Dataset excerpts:
————————
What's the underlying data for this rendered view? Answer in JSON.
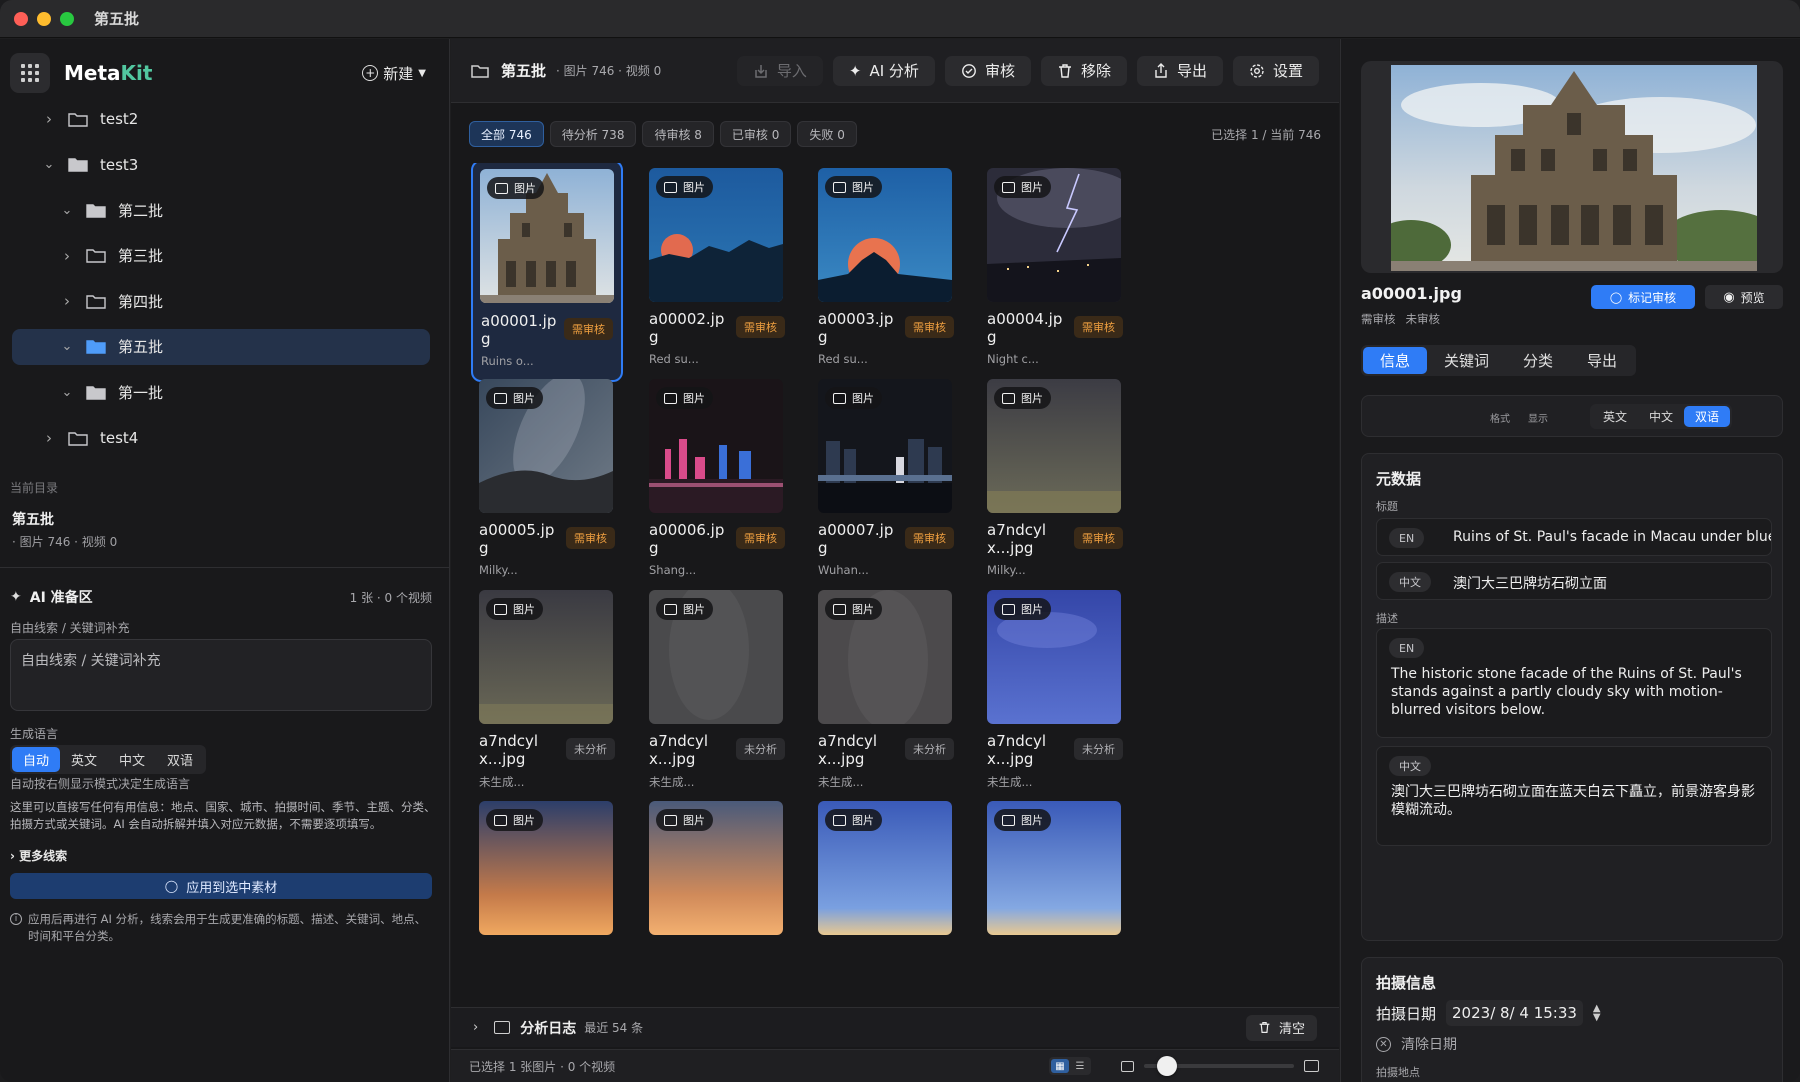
{
  "window": {
    "title": "第五批"
  },
  "sidebar": {
    "brand_meta": "Meta",
    "brand_kit": "Kit",
    "new_label": "新建",
    "tree": [
      {
        "label": "test2",
        "level": 0,
        "expanded": false
      },
      {
        "label": "test3",
        "level": 0,
        "expanded": true
      },
      {
        "label": "第二批",
        "level": 1,
        "expanded": true
      },
      {
        "label": "第三批",
        "level": 1,
        "expanded": false
      },
      {
        "label": "第四批",
        "level": 1,
        "expanded": false
      },
      {
        "label": "第五批",
        "level": 1,
        "expanded": true,
        "active": true
      },
      {
        "label": "第一批",
        "level": 1,
        "expanded": true
      },
      {
        "label": "test4",
        "level": 0,
        "expanded": false
      }
    ],
    "current_dir_label": "当前目录",
    "current_dir_name": "第五批",
    "current_dir_count": "· 图片 746 · 视频 0",
    "ai": {
      "title": "AI 准备区",
      "count": "1 张 · 0 个视频",
      "clue_label": "自由线索 / 关键词补充",
      "clue_placeholder": "自由线索 / 关键词补充",
      "lang_label": "生成语言",
      "lang_options": [
        "自动",
        "英文",
        "中文",
        "双语"
      ],
      "auto_hint": "自动按右侧显示模式决定生成语言",
      "desc": "这里可以直接写任何有用信息：地点、国家、城市、拍摄时间、季节、主题、分类、拍摄方式或关键词。AI 会自动拆解并填入对应元数据，不需要逐项填写。",
      "more_clues": "更多线索",
      "apply_label": "应用到选中素材",
      "apply_note": "应用后再进行 AI 分析，线索会用于生成更准确的标题、描述、关键词、地点、时间和平台分类。"
    }
  },
  "main": {
    "title": "第五批",
    "count": "· 图片 746 · 视频 0",
    "toolbar": {
      "import": "导入",
      "ai": "AI 分析",
      "review": "审核",
      "remove": "移除",
      "export": "导出",
      "settings": "设置"
    },
    "filters": [
      "全部 746",
      "待分析 738",
      "待审核 8",
      "已审核 0",
      "失败 0"
    ],
    "selection_info": "已选择 1 / 当前 746",
    "type_label": "图片",
    "cards": [
      {
        "name": "a00001.jpg",
        "desc": "Ruins o...",
        "status": "需审核",
        "kind": "review",
        "scene": "ruins"
      },
      {
        "name": "a00002.jpg",
        "desc": "Red su...",
        "status": "需审核",
        "kind": "review",
        "scene": "moon"
      },
      {
        "name": "a00003.jpg",
        "desc": "Red su...",
        "status": "需审核",
        "kind": "review",
        "scene": "moon2"
      },
      {
        "name": "a00004.jpg",
        "desc": "Night c...",
        "status": "需审核",
        "kind": "review",
        "scene": "lightning"
      },
      {
        "name": "a00005.jpg",
        "desc": "Milky...",
        "status": "需审核",
        "kind": "review",
        "scene": "milky"
      },
      {
        "name": "a00006.jpg",
        "desc": "Shang...",
        "status": "需审核",
        "kind": "review",
        "scene": "city"
      },
      {
        "name": "a00007.jpg",
        "desc": "Wuhan...",
        "status": "需审核",
        "kind": "review",
        "scene": "city2"
      },
      {
        "name": "a7ndcylx...jpg",
        "desc": "Milky...",
        "status": "需审核",
        "kind": "review",
        "scene": "stars"
      },
      {
        "name": "a7ndcylx...jpg",
        "desc": "未生成...",
        "status": "未分析",
        "kind": "none",
        "scene": "stars2"
      },
      {
        "name": "a7ndcylx...jpg",
        "desc": "未生成...",
        "status": "未分析",
        "kind": "none",
        "scene": "stars3"
      },
      {
        "name": "a7ndcylx...jpg",
        "desc": "未生成...",
        "status": "未分析",
        "kind": "none",
        "scene": "stars4"
      },
      {
        "name": "a7ndcylx...jpg",
        "desc": "未生成...",
        "status": "未分析",
        "kind": "none",
        "scene": "blue"
      },
      {
        "name": "",
        "desc": "",
        "status": "",
        "kind": "",
        "scene": "sunset"
      },
      {
        "name": "",
        "desc": "",
        "status": "",
        "kind": "",
        "scene": "sunset2"
      },
      {
        "name": "",
        "desc": "",
        "status": "",
        "kind": "",
        "scene": "dusk"
      },
      {
        "name": "",
        "desc": "",
        "status": "",
        "kind": "",
        "scene": "dusk2"
      }
    ],
    "log": {
      "title": "分析日志",
      "count": "最近 54 条",
      "clear": "清空"
    },
    "status_text": "已选择 1 张图片 · 0 个视频",
    "zoom_level": 0.1
  },
  "detail": {
    "file_name": "a00001.jpg",
    "sub_a": "需审核",
    "sub_b": "未审核",
    "mark_label": "标记审核",
    "preview_label": "预览",
    "tabs": [
      "信息",
      "关键词",
      "分类",
      "导出"
    ],
    "fmt_label": "格式",
    "display_label": "显示",
    "fmt_options": [
      "英文",
      "中文",
      "双语"
    ],
    "meta_title": "元数据",
    "title_label": "标题",
    "title_en": "Ruins of St. Paul's facade in Macau under blue",
    "title_zh": "澳门大三巴牌坊石砌立面",
    "desc_label": "描述",
    "desc_en": "The historic stone facade of the Ruins of St. Paul's stands against a partly cloudy sky with motion-blurred visitors below.",
    "desc_zh": "澳门大三巴牌坊石砌立面在蓝天白云下矗立，前景游客身影模糊流动。",
    "en_pill": "EN",
    "zh_pill": "中文",
    "shoot_title": "拍摄信息",
    "date_label": "拍摄日期",
    "date_value": "2023/  8/  4 15:33",
    "clear_date": "清除日期",
    "loc_label": "拍摄地点"
  }
}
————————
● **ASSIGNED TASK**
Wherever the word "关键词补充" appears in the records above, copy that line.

● **TASK SOLUTION**
      "clue_label": "自由线索 / 关键词补充",
      "clue_placeholder": "自由线索 / 关键词补充",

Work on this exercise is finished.